Furthermore, there are usually pre-mixed investment options to choose from, or asset specific classes that can be selected with MySuper being your default investment option if you don’t make an investment choice. Assets are generally split in to two key asset classes – growth and conservative. Growth assets generally include property and shares whereas conservative assets generally include cash and fixed interest. There are also ‘alternative assets’ which are fancy, non-regular assets.
In the accumulation phase, the investment earnings (e.g. dividends, interest and rental income) are taxed at a maximum rate of 15% (10% Capital Gains Tax on capital growth). This can reduce to 0% tax in retirement. This is why superannuation is an attractive tax vehicle for high income earners. Assets outside of super are taxed up to the 49% marginal tax rate (including Medicare Levy).
3. Withdrawal phase (money out)
Withdrawals from superannuation can either be made as a lump sum or an income stream. There may be taxes on the lump sum and pension, if withdrawn before the age of 60. However, after age 60, they are tax free (unless you have an untaxed component such as DFRDB, MilitarySuper, CSS or PSS benefits). Retirement is the key reason for withdrawals but other ‘conditions of release’ include permanent disability, death, hardship, changing employers after age 60 and reaching age 65.
5 key types of superannuation funds
Company (corporate) funds
Created by an employer for employees (e.g. Telstra Super).

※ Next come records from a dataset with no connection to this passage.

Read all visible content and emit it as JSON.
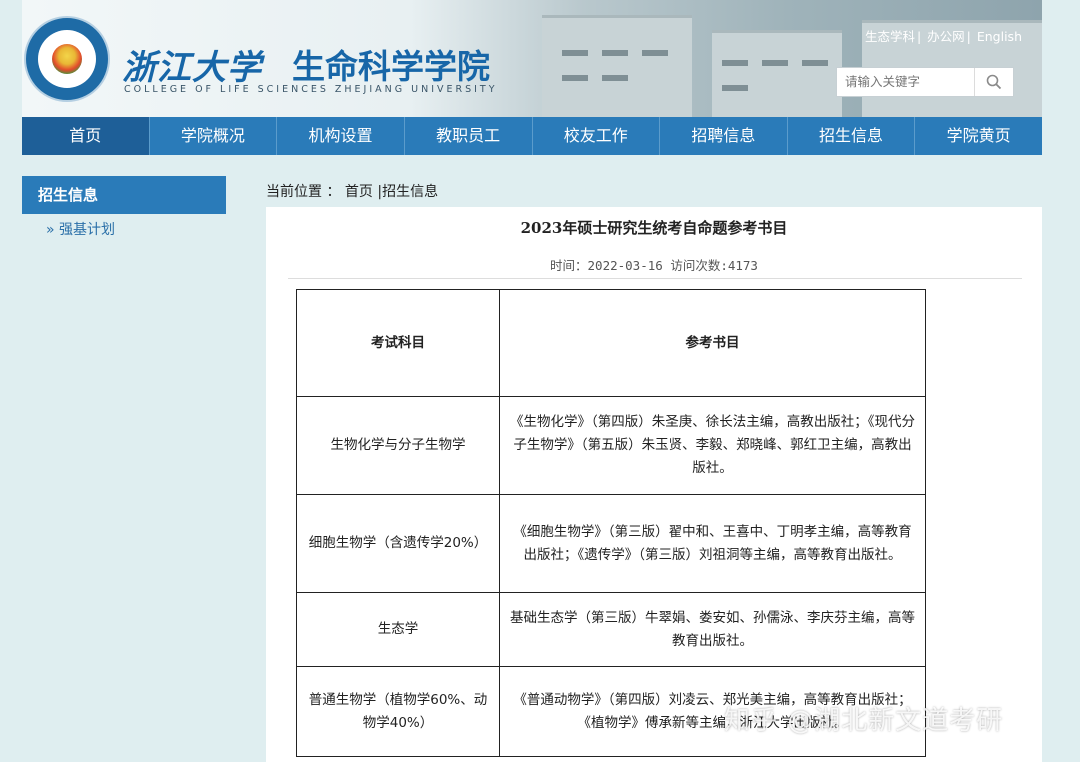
{
  "header": {
    "school_name_cn": "浙江大学",
    "college_name_cn": "生命科学学院",
    "school_name_en": "COLLEGE OF LIFE SCIENCES ZHEJIANG UNIVERSITY",
    "top_links": [
      "生态学科",
      "办公网",
      "English"
    ],
    "search_placeholder": "请输入关键字",
    "search_icon": "search-icon"
  },
  "nav": {
    "items": [
      "首页",
      "学院概况",
      "机构设置",
      "教职员工",
      "校友工作",
      "招聘信息",
      "招生信息",
      "学院黄页"
    ]
  },
  "sidebar": {
    "heading": "招生信息",
    "items": [
      {
        "bullet": "»",
        "label": "强基计划"
      }
    ]
  },
  "breadcrumb": {
    "prefix": "当前位置 ：",
    "items": [
      "首页",
      "招生信息"
    ],
    "separator": "|"
  },
  "article": {
    "title": "2023年硕士研究生统考自命题参考书目",
    "meta": "时间：2022-03-16 访问次数:4173",
    "table": {
      "headers": [
        "考试科目",
        "参考书目"
      ],
      "rows": [
        [
          "生物化学与分子生物学",
          "《生物化学》（第四版）朱圣庚、徐长法主编，高教出版社；《现代分子生物学》（第五版）朱玉贤、李毅、郑晓峰、郭红卫主编，高教出版社。"
        ],
        [
          "细胞生物学（含遗传学20%）",
          "《细胞生物学》（第三版）翟中和、王喜中、丁明孝主编，高等教育出版社；《遗传学》（第三版）刘祖洞等主编，高等教育出版社。"
        ],
        [
          "生态学",
          "基础生态学（第三版）牛翠娟、娄安如、孙儒泳、李庆芬主编，高等教育出版社。"
        ],
        [
          "普通生物学（植物学60%、动物学40%）",
          "《普通动物学》（第四版）刘凌云、郑光美主编，高等教育出版社；《植物学》傅承新等主编，浙江大学出版社。"
        ]
      ]
    }
  },
  "watermark": "知乎 @湖北新文道考研",
  "colors": {
    "nav": "#2a7bb9",
    "nav_active": "#1e5f98",
    "page_bg": "#dfeef0"
  }
}
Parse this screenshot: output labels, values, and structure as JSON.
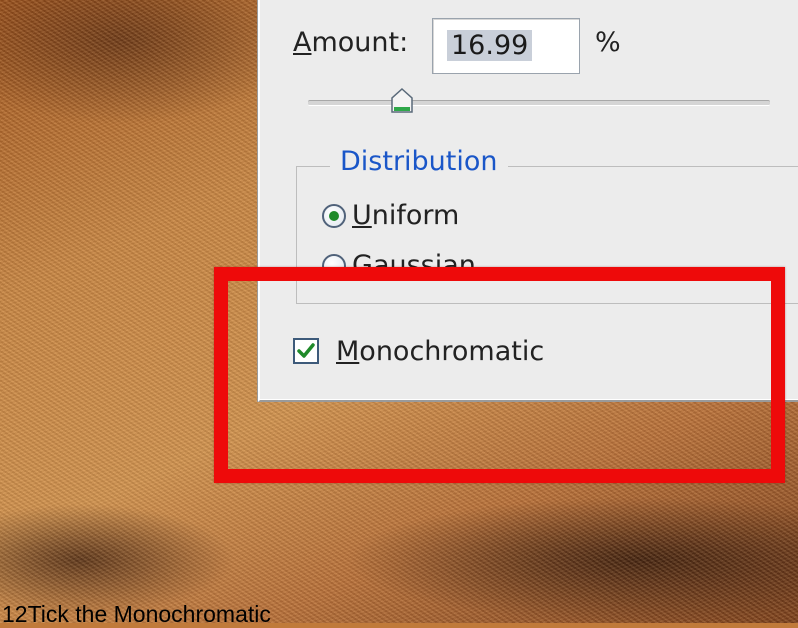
{
  "dialog": {
    "amount": {
      "label_first": "A",
      "label_rest": "mount:",
      "value": "16.99",
      "unit": "%"
    },
    "slider": {
      "level_percent": 17
    },
    "distribution": {
      "legend": "Distribution",
      "options": [
        {
          "label_first": "U",
          "label_rest": "niform",
          "selected": true
        },
        {
          "label_first": "G",
          "label_rest": "aussian",
          "selected": false
        }
      ]
    },
    "monochromatic": {
      "label_first": "M",
      "label_rest": "onochromatic",
      "checked": true
    }
  },
  "annotation": {
    "highlight_color": "#ee0a0a"
  },
  "caption": "12Tick the Monochromatic",
  "colors": {
    "dialog_bg": "#ececec",
    "legend_text": "#1a56c8",
    "selection_highlight": "#c9cfd9",
    "check_mark": "#1f8a2a"
  }
}
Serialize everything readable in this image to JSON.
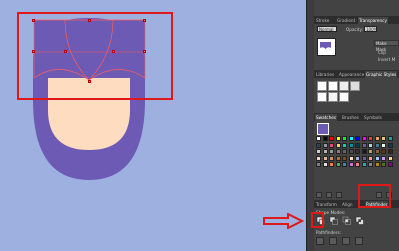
{
  "colors": {
    "canvas_bg": "#9db0e0",
    "hair": "#6c5ab5",
    "face": "#fddcc0",
    "highlight": "#e01818"
  },
  "panel": {
    "top_tabs": [
      "Stroke",
      "Gradient",
      "Transparency"
    ],
    "blend_mode": "Normal",
    "opacity_label": "Opacity:",
    "opacity_value": "100%",
    "make_mask_label": "Make Mask",
    "clip_label": "Clip",
    "invert_mask_label": "Invert M",
    "mid_tabs": [
      "Libraries",
      "Appearance",
      "Graphic Styles"
    ],
    "swatches_tabs": [
      "Swatches",
      "Brushes",
      "Symbols"
    ],
    "bottom_tabs": [
      "Transform",
      "Align",
      "Pathfinder"
    ],
    "shape_modes_label": "Shape Modes:",
    "pathfinders_label": "Pathfinders:"
  },
  "icons": {
    "unite": "unite-icon",
    "minus_front": "minus-front-icon",
    "intersect": "intersect-icon",
    "exclude": "exclude-icon",
    "arrow": "arrow-right-icon"
  }
}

Industry funds were originally created for a defined industry. For instance, MTAA was created for the motor industry and HESTA was established for the health and community services sector. However, most industry funds these days are ‘public offer funds’ where anyone can join the fund. They focus on generating profits for their members, so they are not ‘not-for-profit’.

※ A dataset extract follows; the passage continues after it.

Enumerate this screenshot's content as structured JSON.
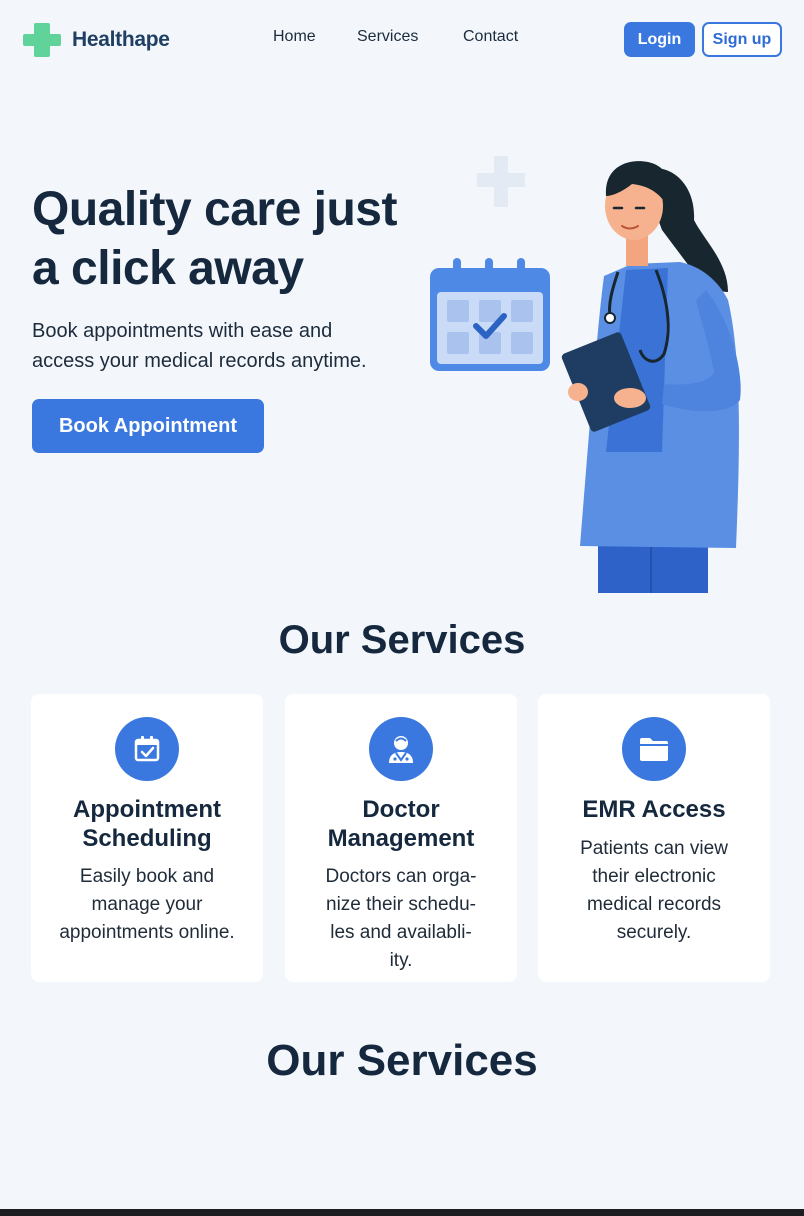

These public offer funds were established by the retail industry. They generally provide very broad service and investment options, with some retail funds offering very attractive fees.
Public sector funds
Notably a popular fund in Canberra, they are for government employees and are usually closed to the general public.
Self Managed Superannuation Funds (SMSF)
This is where the beneficiary of the fund (you) is also the trustee of the fund. Accountants, financial planners, auditors and actuaries are needed to help you manage the fund, but you cannot delegate the responsibility of being the compliant trustee. Some key unique features of a SMSF are that you can invest in direct property, unique assets such as paintings, and business real assets. Personally, I think SMSF are becoming less attractive due to high costs, tightened gearing and increased regulatory requirements.
See the ATO website for SMSF education videos
Small APRA funds
Similar to SMSF except that APRA is the trustee of your fund.
The superannuation rules are complex and attract high penalties if not done right. Retirement planning needs to consider your broader financial situation too, not just your superannuation fund balance.
Contrary to the advertisements on TV, industry super funds are not always cheaper than retail funds. Cheaper is not always best and a lot of people are reviewing whether their existing SMSF is still appropriate for them.
If you would like to chat more about your superannuation and how it fits in to your overall retirement plans, have a chat to your accountant (if you have a SMSF) and book in your complementary appointment with me, at a date and time that’s convenient to you. I provide financial advice to clients who have all 5 types of superannuation funds and I would be happy to give you direction with yours.
Gianna Thomson and Thomson Wealth Pty Ltd ACN 626 920 161 trading as Gianna Thomson are authorised representatives of Fitzpatricks Private Wealth Pty Ltd, ABN 33 093 667 595, AFSL 247 429. This is general information only and does not consider your personal circumstances, needs and objectives. It is important you seek advice from a professional financial adviser prior to making any decisions.